### What the task requires
From the entries that follow, extract each line holding the string "content".

(Dataset rows describing interfaces)

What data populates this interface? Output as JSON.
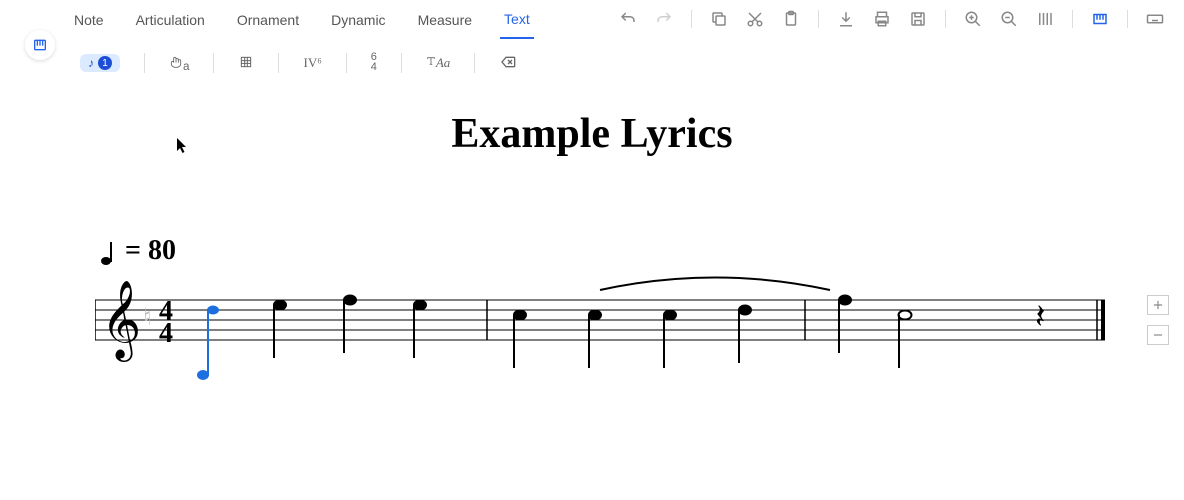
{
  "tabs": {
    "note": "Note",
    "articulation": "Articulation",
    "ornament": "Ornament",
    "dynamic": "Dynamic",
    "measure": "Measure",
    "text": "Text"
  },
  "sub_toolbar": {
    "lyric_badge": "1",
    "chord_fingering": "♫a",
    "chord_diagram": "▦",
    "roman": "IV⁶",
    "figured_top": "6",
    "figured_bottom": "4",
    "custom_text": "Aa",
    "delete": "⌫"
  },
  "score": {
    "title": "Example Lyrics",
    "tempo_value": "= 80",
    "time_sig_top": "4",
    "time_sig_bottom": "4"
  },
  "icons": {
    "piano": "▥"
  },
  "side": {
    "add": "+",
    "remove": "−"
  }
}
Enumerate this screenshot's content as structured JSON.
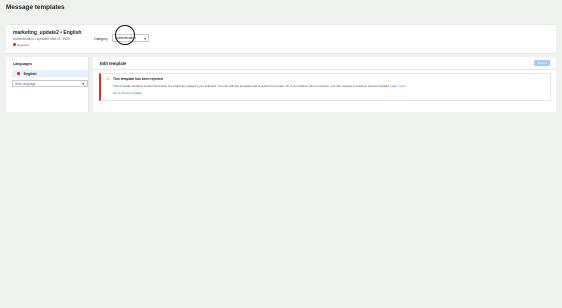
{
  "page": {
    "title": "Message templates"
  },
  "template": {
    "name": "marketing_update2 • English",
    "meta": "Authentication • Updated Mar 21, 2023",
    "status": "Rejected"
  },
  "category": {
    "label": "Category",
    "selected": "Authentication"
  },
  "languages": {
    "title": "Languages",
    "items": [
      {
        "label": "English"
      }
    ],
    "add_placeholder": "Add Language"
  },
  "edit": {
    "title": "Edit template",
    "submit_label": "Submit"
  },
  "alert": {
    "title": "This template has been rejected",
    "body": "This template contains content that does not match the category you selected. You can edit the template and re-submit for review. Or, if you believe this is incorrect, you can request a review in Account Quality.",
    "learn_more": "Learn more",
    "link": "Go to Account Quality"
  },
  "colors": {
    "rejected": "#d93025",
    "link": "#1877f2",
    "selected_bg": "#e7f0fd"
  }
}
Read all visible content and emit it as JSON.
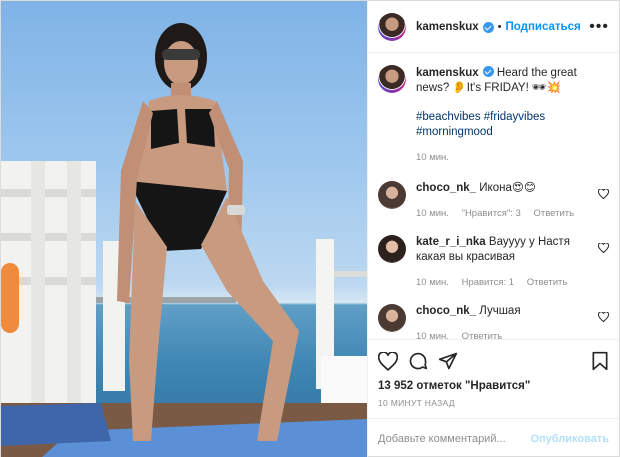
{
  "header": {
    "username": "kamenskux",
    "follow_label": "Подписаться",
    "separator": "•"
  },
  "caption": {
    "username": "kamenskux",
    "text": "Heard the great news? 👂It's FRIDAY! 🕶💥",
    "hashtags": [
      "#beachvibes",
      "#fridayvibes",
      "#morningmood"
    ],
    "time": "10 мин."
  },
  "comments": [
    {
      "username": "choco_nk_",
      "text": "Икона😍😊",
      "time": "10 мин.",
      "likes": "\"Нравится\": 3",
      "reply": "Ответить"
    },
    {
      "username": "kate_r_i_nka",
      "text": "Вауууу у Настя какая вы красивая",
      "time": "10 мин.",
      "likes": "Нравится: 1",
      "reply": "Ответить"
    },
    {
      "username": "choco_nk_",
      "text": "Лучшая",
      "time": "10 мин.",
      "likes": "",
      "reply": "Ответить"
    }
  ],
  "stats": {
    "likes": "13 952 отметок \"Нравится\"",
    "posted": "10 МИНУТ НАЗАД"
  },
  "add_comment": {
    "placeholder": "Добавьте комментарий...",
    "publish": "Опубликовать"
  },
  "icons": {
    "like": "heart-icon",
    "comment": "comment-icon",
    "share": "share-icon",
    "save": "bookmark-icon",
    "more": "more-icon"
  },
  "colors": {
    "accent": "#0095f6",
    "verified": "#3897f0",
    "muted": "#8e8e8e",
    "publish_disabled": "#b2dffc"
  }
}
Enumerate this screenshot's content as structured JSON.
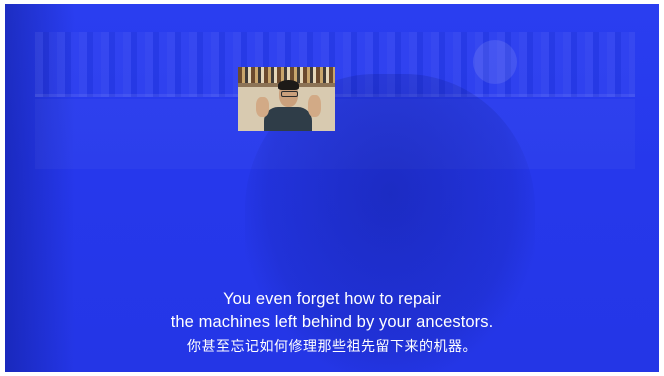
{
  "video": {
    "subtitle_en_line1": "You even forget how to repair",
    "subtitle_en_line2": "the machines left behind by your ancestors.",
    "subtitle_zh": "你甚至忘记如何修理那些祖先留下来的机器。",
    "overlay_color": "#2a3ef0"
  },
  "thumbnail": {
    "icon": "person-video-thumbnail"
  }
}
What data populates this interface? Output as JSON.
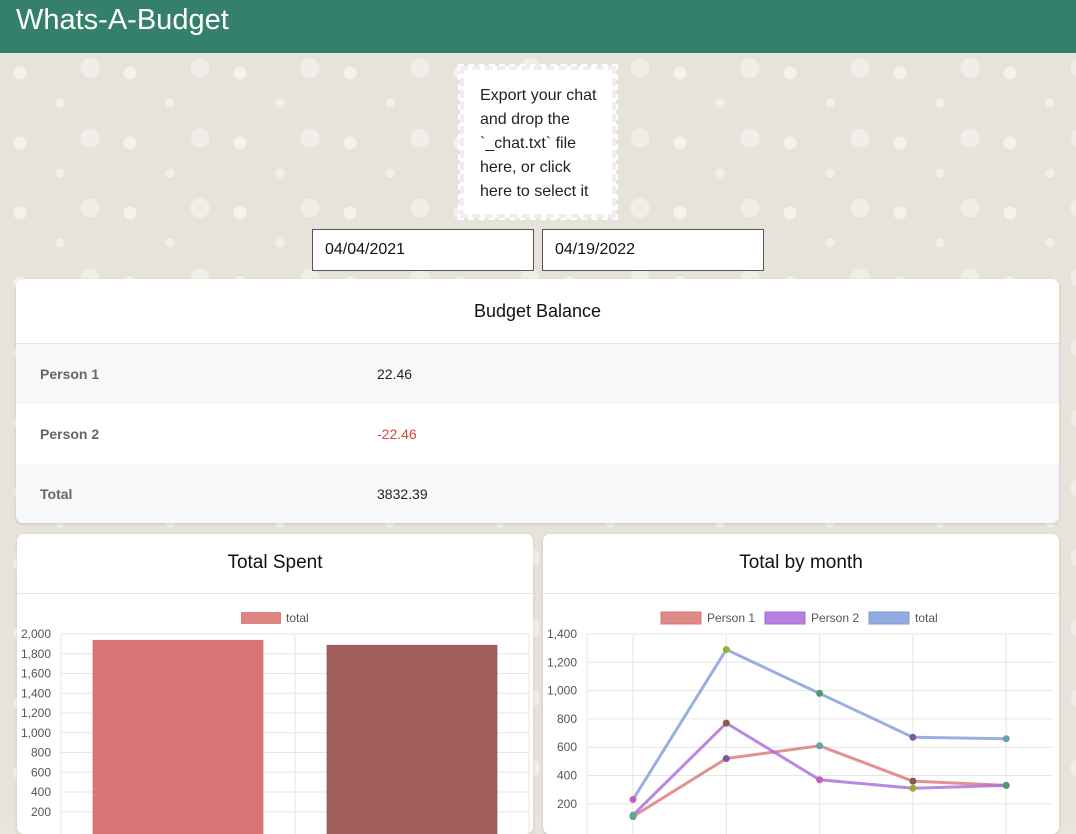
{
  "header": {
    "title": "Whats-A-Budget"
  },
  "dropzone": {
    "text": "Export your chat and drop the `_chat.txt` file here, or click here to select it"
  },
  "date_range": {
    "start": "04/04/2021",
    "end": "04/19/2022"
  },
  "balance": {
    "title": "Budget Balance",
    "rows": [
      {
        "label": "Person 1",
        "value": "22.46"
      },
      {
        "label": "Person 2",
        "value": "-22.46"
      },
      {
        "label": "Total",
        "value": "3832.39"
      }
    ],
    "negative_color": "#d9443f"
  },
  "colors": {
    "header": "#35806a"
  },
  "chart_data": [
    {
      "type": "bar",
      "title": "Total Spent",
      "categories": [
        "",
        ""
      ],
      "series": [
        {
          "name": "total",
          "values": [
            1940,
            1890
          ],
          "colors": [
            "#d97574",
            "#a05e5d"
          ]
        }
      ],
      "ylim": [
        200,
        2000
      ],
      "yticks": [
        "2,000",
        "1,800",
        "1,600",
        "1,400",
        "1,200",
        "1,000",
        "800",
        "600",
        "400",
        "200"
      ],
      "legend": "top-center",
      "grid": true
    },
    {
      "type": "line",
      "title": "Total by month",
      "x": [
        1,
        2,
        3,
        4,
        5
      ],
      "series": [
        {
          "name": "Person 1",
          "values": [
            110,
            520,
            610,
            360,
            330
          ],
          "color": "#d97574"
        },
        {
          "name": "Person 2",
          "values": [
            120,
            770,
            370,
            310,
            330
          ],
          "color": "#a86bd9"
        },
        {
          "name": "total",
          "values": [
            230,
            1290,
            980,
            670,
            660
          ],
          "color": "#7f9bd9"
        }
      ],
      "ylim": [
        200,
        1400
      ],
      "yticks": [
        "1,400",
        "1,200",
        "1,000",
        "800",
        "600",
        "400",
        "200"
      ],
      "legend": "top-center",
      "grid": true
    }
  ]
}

### Written answer
Enumerate this screenshot's content as structured JSON.
    "body": "This template contains content that does not match the category you selected. You can edit the template and re-submit for review. Or, if you believe this is incorrect, you can request a review in Account Quality.",
Read all visible content and emit it as JSON.
Enumerate this screenshot's content as structured JSON.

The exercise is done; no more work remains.